• ABOUT THIS EXERCISE
From the entries below, copy every line where the string "screenshot" appears.

***** PROVIDED RECORDS *****

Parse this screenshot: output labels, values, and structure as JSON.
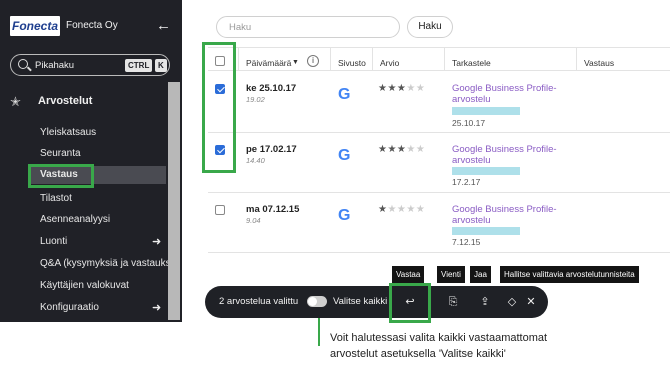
{
  "sidebar": {
    "logo": "Fonecta",
    "org_name": "Fonecta Oy",
    "search": {
      "placeholder": "Pikahaku",
      "kbd_ctrl": "CTRL",
      "kbd_k": "K"
    },
    "section_label": "Arvostelut",
    "items": [
      {
        "label": "Yleiskatsaus"
      },
      {
        "label": "Seuranta"
      },
      {
        "label": "Vastaus",
        "active": true
      },
      {
        "label": "Tilastot"
      },
      {
        "label": "Asenneanalyysi"
      },
      {
        "label": "Luonti",
        "arrow": true
      },
      {
        "label": "Q&A (kysymyksiä ja vastauks"
      },
      {
        "label": "Käyttäjien valokuvat"
      },
      {
        "label": "Konfiguraatio",
        "arrow": true
      }
    ]
  },
  "main": {
    "search_placeholder": "Haku",
    "search_button": "Haku",
    "columns": [
      "Päivämäärä",
      "Sivusto",
      "Arvio",
      "Tarkastele",
      "Vastaus"
    ],
    "rows": [
      {
        "date": "ke 25.10.17",
        "time": "19.02",
        "checked": true,
        "rating": 3,
        "link_line1": "Google Business Profile-",
        "link_line2": "arvostelu",
        "review_date": "25.10.17"
      },
      {
        "date": "pe 17.02.17",
        "time": "14.40",
        "checked": true,
        "rating": 3,
        "link_line1": "Google Business Profile-",
        "link_line2": "arvostelu",
        "review_date": "17.2.17"
      },
      {
        "date": "ma 07.12.15",
        "time": "9.04",
        "checked": false,
        "rating": 1,
        "link_line1": "Google Business Profile-",
        "link_line2": "arvostelu",
        "review_date": "7.12.15"
      }
    ]
  },
  "toolbar": {
    "selected_count": "2 arvostelua valittu",
    "select_all": "Valitse kaikki",
    "tooltips": {
      "reply": "Vastaa",
      "export": "Vienti",
      "share": "Jaa",
      "tags": "Hallitse valittavia arvostelutunnisteita"
    }
  },
  "callout": {
    "line1": "Voit halutessasi valita kaikki vastaamattomat",
    "line2": "arvostelut asetuksella 'Valitse kaikki'"
  },
  "colors": {
    "highlight": "#39a84a",
    "sidebar": "#202127",
    "link": "#8a5cc4",
    "checkbox": "#2b6cd8"
  }
}
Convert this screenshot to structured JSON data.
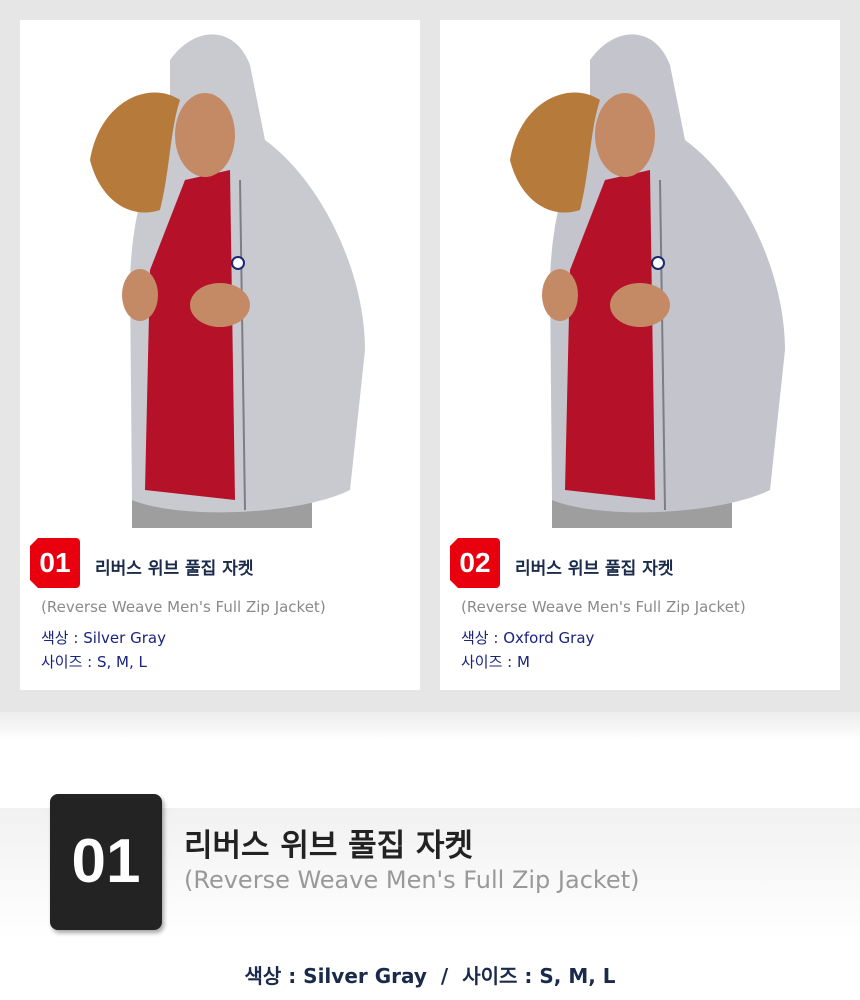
{
  "products": [
    {
      "number": "01",
      "title": "리버스 위브 풀집 자켓",
      "subtitle": "(Reverse Weave Men's Full Zip Jacket)",
      "color_line": "색상 : Silver Gray",
      "size_line": "사이즈 : S, M, L",
      "jacket_color": "#c9c9d0"
    },
    {
      "number": "02",
      "title": "리버스 위브 풀집 자켓",
      "subtitle": "(Reverse Weave Men's Full Zip Jacket)",
      "color_line": "색상 : Oxford Gray",
      "size_line": "사이즈 : M",
      "jacket_color": "#c4c4cc"
    }
  ],
  "detail": {
    "number": "01",
    "title": "리버스 위브 풀집 자켓",
    "subtitle": "(Reverse Weave Men's Full Zip Jacket)",
    "color_text": "색상 : Silver Gray",
    "separator": "/",
    "size_text": "사이즈 : S, M, L"
  },
  "colors": {
    "badge_red": "#e8000e",
    "big_badge": "#232323",
    "title_navy": "#1a2a4a",
    "info_blue": "#1a237e"
  }
}
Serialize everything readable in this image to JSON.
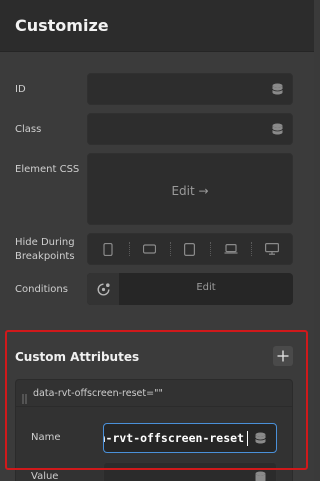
{
  "header": {
    "title": "Customize"
  },
  "rows": {
    "id_label": "ID",
    "class_label": "Class",
    "css_label": "Element CSS",
    "css_edit": "Edit →",
    "hide_label_line1": "Hide During",
    "hide_label_line2": "Breakpoints",
    "conditions_label": "Conditions",
    "conditions_edit": "Edit"
  },
  "breakpoints": [
    "mobile-portrait",
    "mobile-landscape",
    "tablet",
    "laptop",
    "desktop"
  ],
  "custom_attributes": {
    "title": "Custom Attributes",
    "item_summary": "data-rvt-offscreen-reset=\"\"",
    "name_label": "Name",
    "name_value": "a-rvt-offscreen-reset",
    "value_label": "Value"
  },
  "colors": {
    "highlight": "#d0191b",
    "focus": "#4a90d9"
  }
}
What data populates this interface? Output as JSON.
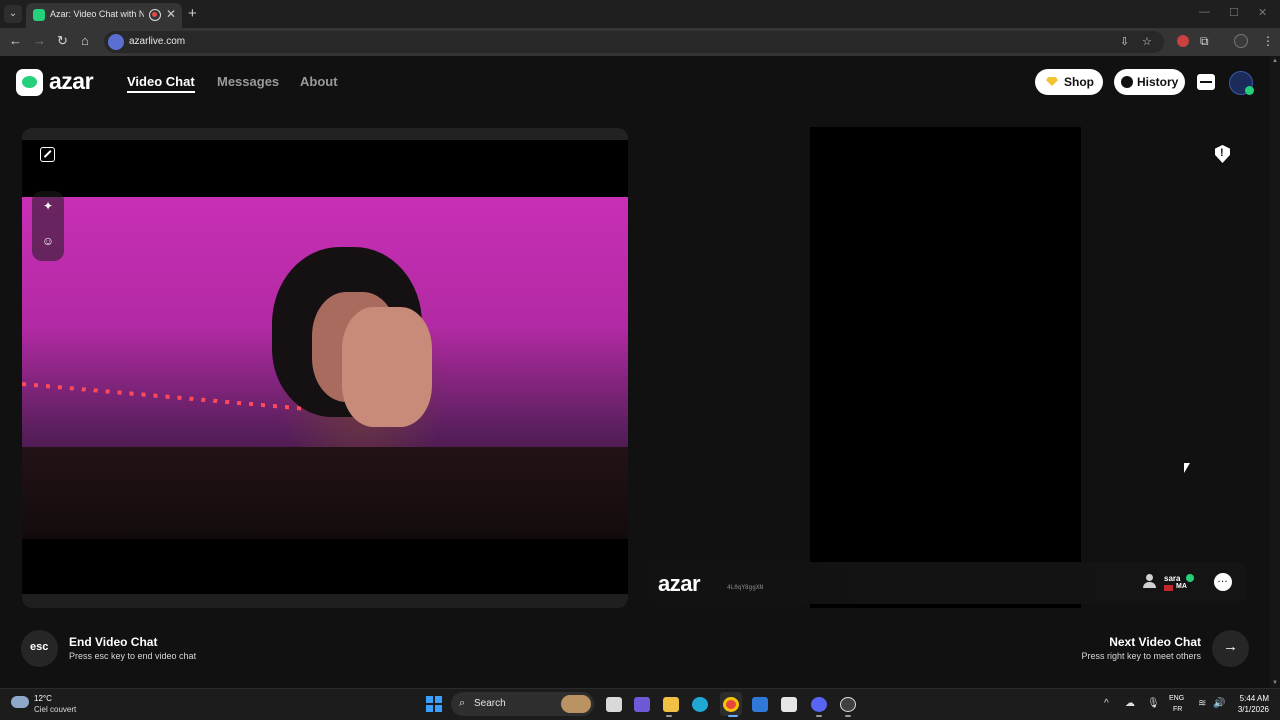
{
  "browser": {
    "tab_title": "Azar: Video Chat with New Pe",
    "url": "azarlive.com",
    "tab_close": "✕",
    "new_tab": "+",
    "window_controls": [
      "—",
      "☐",
      "✕"
    ]
  },
  "header": {
    "logo": "azar",
    "nav": [
      "Video Chat",
      "Messages",
      "About"
    ],
    "active_nav": "Video Chat",
    "shop_label": "Shop",
    "history_label": "History"
  },
  "remote": {
    "watermark": "azar",
    "watermark_id": "4L0qY8ggXN",
    "peer_name": "sara",
    "peer_country": "MA"
  },
  "controls": {
    "esc_label": "esc",
    "end_title": "End Video Chat",
    "end_sub": "Press esc key to end video chat",
    "next_title": "Next Video Chat",
    "next_sub": "Press right key to meet others",
    "next_arrow": "→"
  },
  "taskbar": {
    "weather_temp": "12°C",
    "weather_desc": "Ciel couvert",
    "search_label": "Search",
    "lang_top": "ENG",
    "lang_bottom": "FR",
    "time": "5:44 AM",
    "date": "3/1/2026",
    "chevron": "^"
  },
  "colors": {
    "accent": "#25d07a",
    "background": "#111111",
    "video_magenta": "#c82fb5"
  }
}
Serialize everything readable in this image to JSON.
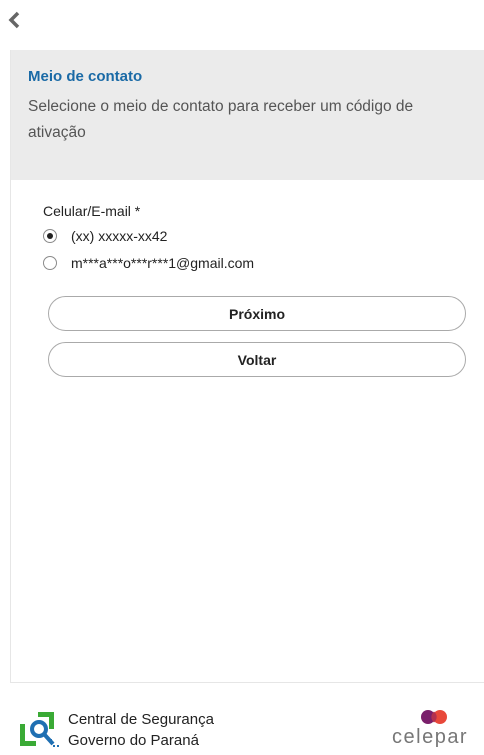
{
  "header": {
    "back_icon": "chevron-left-icon"
  },
  "panel": {
    "title": "Meio de contato",
    "description": "Selecione o meio de contato para receber um código de ativação"
  },
  "form": {
    "field_label": "Celular/E-mail *",
    "options": [
      {
        "label": "(xx) xxxxx-xx42",
        "selected": true
      },
      {
        "label": "m***a***o***r***1@gmail.com",
        "selected": false
      }
    ],
    "next_label": "Próximo",
    "back_label": "Voltar"
  },
  "footer": {
    "line1": "Central de Segurança",
    "line2": "Governo do Paraná",
    "brand": "celepar"
  },
  "colors": {
    "accent": "#1a6aa6",
    "panel_bg": "#ebebeb",
    "logo_green": "#3aaa35",
    "logo_blue": "#1f6fb2",
    "brand_purple": "#7a1f6b",
    "brand_red": "#e8483a"
  }
}
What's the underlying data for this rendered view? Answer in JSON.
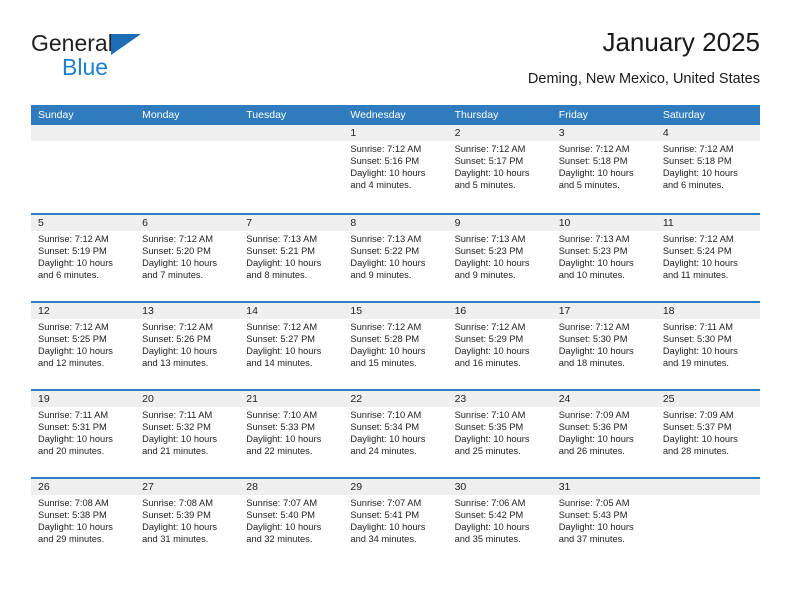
{
  "brand": {
    "name_part1": "General",
    "name_part2": "Blue",
    "triangle_color": "#1d6eb7",
    "blue_text_color": "#1f7fd4"
  },
  "header": {
    "title": "January 2025",
    "subtitle": "Deming, New Mexico, United States"
  },
  "calendar": {
    "accent_color": "#2f7bbe",
    "daynum_band_color": "#efefef",
    "weekday_headers": [
      "Sunday",
      "Monday",
      "Tuesday",
      "Wednesday",
      "Thursday",
      "Friday",
      "Saturday"
    ],
    "weeks": [
      [
        {
          "day": "",
          "sunrise": "",
          "sunset": "",
          "daylight_line1": "",
          "daylight_line2": ""
        },
        {
          "day": "",
          "sunrise": "",
          "sunset": "",
          "daylight_line1": "",
          "daylight_line2": ""
        },
        {
          "day": "",
          "sunrise": "",
          "sunset": "",
          "daylight_line1": "",
          "daylight_line2": ""
        },
        {
          "day": "1",
          "sunrise": "Sunrise: 7:12 AM",
          "sunset": "Sunset: 5:16 PM",
          "daylight_line1": "Daylight: 10 hours",
          "daylight_line2": "and 4 minutes."
        },
        {
          "day": "2",
          "sunrise": "Sunrise: 7:12 AM",
          "sunset": "Sunset: 5:17 PM",
          "daylight_line1": "Daylight: 10 hours",
          "daylight_line2": "and 5 minutes."
        },
        {
          "day": "3",
          "sunrise": "Sunrise: 7:12 AM",
          "sunset": "Sunset: 5:18 PM",
          "daylight_line1": "Daylight: 10 hours",
          "daylight_line2": "and 5 minutes."
        },
        {
          "day": "4",
          "sunrise": "Sunrise: 7:12 AM",
          "sunset": "Sunset: 5:18 PM",
          "daylight_line1": "Daylight: 10 hours",
          "daylight_line2": "and 6 minutes."
        }
      ],
      [
        {
          "day": "5",
          "sunrise": "Sunrise: 7:12 AM",
          "sunset": "Sunset: 5:19 PM",
          "daylight_line1": "Daylight: 10 hours",
          "daylight_line2": "and 6 minutes."
        },
        {
          "day": "6",
          "sunrise": "Sunrise: 7:12 AM",
          "sunset": "Sunset: 5:20 PM",
          "daylight_line1": "Daylight: 10 hours",
          "daylight_line2": "and 7 minutes."
        },
        {
          "day": "7",
          "sunrise": "Sunrise: 7:13 AM",
          "sunset": "Sunset: 5:21 PM",
          "daylight_line1": "Daylight: 10 hours",
          "daylight_line2": "and 8 minutes."
        },
        {
          "day": "8",
          "sunrise": "Sunrise: 7:13 AM",
          "sunset": "Sunset: 5:22 PM",
          "daylight_line1": "Daylight: 10 hours",
          "daylight_line2": "and 9 minutes."
        },
        {
          "day": "9",
          "sunrise": "Sunrise: 7:13 AM",
          "sunset": "Sunset: 5:23 PM",
          "daylight_line1": "Daylight: 10 hours",
          "daylight_line2": "and 9 minutes."
        },
        {
          "day": "10",
          "sunrise": "Sunrise: 7:13 AM",
          "sunset": "Sunset: 5:23 PM",
          "daylight_line1": "Daylight: 10 hours",
          "daylight_line2": "and 10 minutes."
        },
        {
          "day": "11",
          "sunrise": "Sunrise: 7:12 AM",
          "sunset": "Sunset: 5:24 PM",
          "daylight_line1": "Daylight: 10 hours",
          "daylight_line2": "and 11 minutes."
        }
      ],
      [
        {
          "day": "12",
          "sunrise": "Sunrise: 7:12 AM",
          "sunset": "Sunset: 5:25 PM",
          "daylight_line1": "Daylight: 10 hours",
          "daylight_line2": "and 12 minutes."
        },
        {
          "day": "13",
          "sunrise": "Sunrise: 7:12 AM",
          "sunset": "Sunset: 5:26 PM",
          "daylight_line1": "Daylight: 10 hours",
          "daylight_line2": "and 13 minutes."
        },
        {
          "day": "14",
          "sunrise": "Sunrise: 7:12 AM",
          "sunset": "Sunset: 5:27 PM",
          "daylight_line1": "Daylight: 10 hours",
          "daylight_line2": "and 14 minutes."
        },
        {
          "day": "15",
          "sunrise": "Sunrise: 7:12 AM",
          "sunset": "Sunset: 5:28 PM",
          "daylight_line1": "Daylight: 10 hours",
          "daylight_line2": "and 15 minutes."
        },
        {
          "day": "16",
          "sunrise": "Sunrise: 7:12 AM",
          "sunset": "Sunset: 5:29 PM",
          "daylight_line1": "Daylight: 10 hours",
          "daylight_line2": "and 16 minutes."
        },
        {
          "day": "17",
          "sunrise": "Sunrise: 7:12 AM",
          "sunset": "Sunset: 5:30 PM",
          "daylight_line1": "Daylight: 10 hours",
          "daylight_line2": "and 18 minutes."
        },
        {
          "day": "18",
          "sunrise": "Sunrise: 7:11 AM",
          "sunset": "Sunset: 5:30 PM",
          "daylight_line1": "Daylight: 10 hours",
          "daylight_line2": "and 19 minutes."
        }
      ],
      [
        {
          "day": "19",
          "sunrise": "Sunrise: 7:11 AM",
          "sunset": "Sunset: 5:31 PM",
          "daylight_line1": "Daylight: 10 hours",
          "daylight_line2": "and 20 minutes."
        },
        {
          "day": "20",
          "sunrise": "Sunrise: 7:11 AM",
          "sunset": "Sunset: 5:32 PM",
          "daylight_line1": "Daylight: 10 hours",
          "daylight_line2": "and 21 minutes."
        },
        {
          "day": "21",
          "sunrise": "Sunrise: 7:10 AM",
          "sunset": "Sunset: 5:33 PM",
          "daylight_line1": "Daylight: 10 hours",
          "daylight_line2": "and 22 minutes."
        },
        {
          "day": "22",
          "sunrise": "Sunrise: 7:10 AM",
          "sunset": "Sunset: 5:34 PM",
          "daylight_line1": "Daylight: 10 hours",
          "daylight_line2": "and 24 minutes."
        },
        {
          "day": "23",
          "sunrise": "Sunrise: 7:10 AM",
          "sunset": "Sunset: 5:35 PM",
          "daylight_line1": "Daylight: 10 hours",
          "daylight_line2": "and 25 minutes."
        },
        {
          "day": "24",
          "sunrise": "Sunrise: 7:09 AM",
          "sunset": "Sunset: 5:36 PM",
          "daylight_line1": "Daylight: 10 hours",
          "daylight_line2": "and 26 minutes."
        },
        {
          "day": "25",
          "sunrise": "Sunrise: 7:09 AM",
          "sunset": "Sunset: 5:37 PM",
          "daylight_line1": "Daylight: 10 hours",
          "daylight_line2": "and 28 minutes."
        }
      ],
      [
        {
          "day": "26",
          "sunrise": "Sunrise: 7:08 AM",
          "sunset": "Sunset: 5:38 PM",
          "daylight_line1": "Daylight: 10 hours",
          "daylight_line2": "and 29 minutes."
        },
        {
          "day": "27",
          "sunrise": "Sunrise: 7:08 AM",
          "sunset": "Sunset: 5:39 PM",
          "daylight_line1": "Daylight: 10 hours",
          "daylight_line2": "and 31 minutes."
        },
        {
          "day": "28",
          "sunrise": "Sunrise: 7:07 AM",
          "sunset": "Sunset: 5:40 PM",
          "daylight_line1": "Daylight: 10 hours",
          "daylight_line2": "and 32 minutes."
        },
        {
          "day": "29",
          "sunrise": "Sunrise: 7:07 AM",
          "sunset": "Sunset: 5:41 PM",
          "daylight_line1": "Daylight: 10 hours",
          "daylight_line2": "and 34 minutes."
        },
        {
          "day": "30",
          "sunrise": "Sunrise: 7:06 AM",
          "sunset": "Sunset: 5:42 PM",
          "daylight_line1": "Daylight: 10 hours",
          "daylight_line2": "and 35 minutes."
        },
        {
          "day": "31",
          "sunrise": "Sunrise: 7:05 AM",
          "sunset": "Sunset: 5:43 PM",
          "daylight_line1": "Daylight: 10 hours",
          "daylight_line2": "and 37 minutes."
        },
        {
          "day": "",
          "sunrise": "",
          "sunset": "",
          "daylight_line1": "",
          "daylight_line2": ""
        }
      ]
    ]
  }
}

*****

• OUTPUT OF THE EXERCISE
Parse this screenshot: output labels, values, and structure as JSON.
Convert this screenshot to structured JSON data.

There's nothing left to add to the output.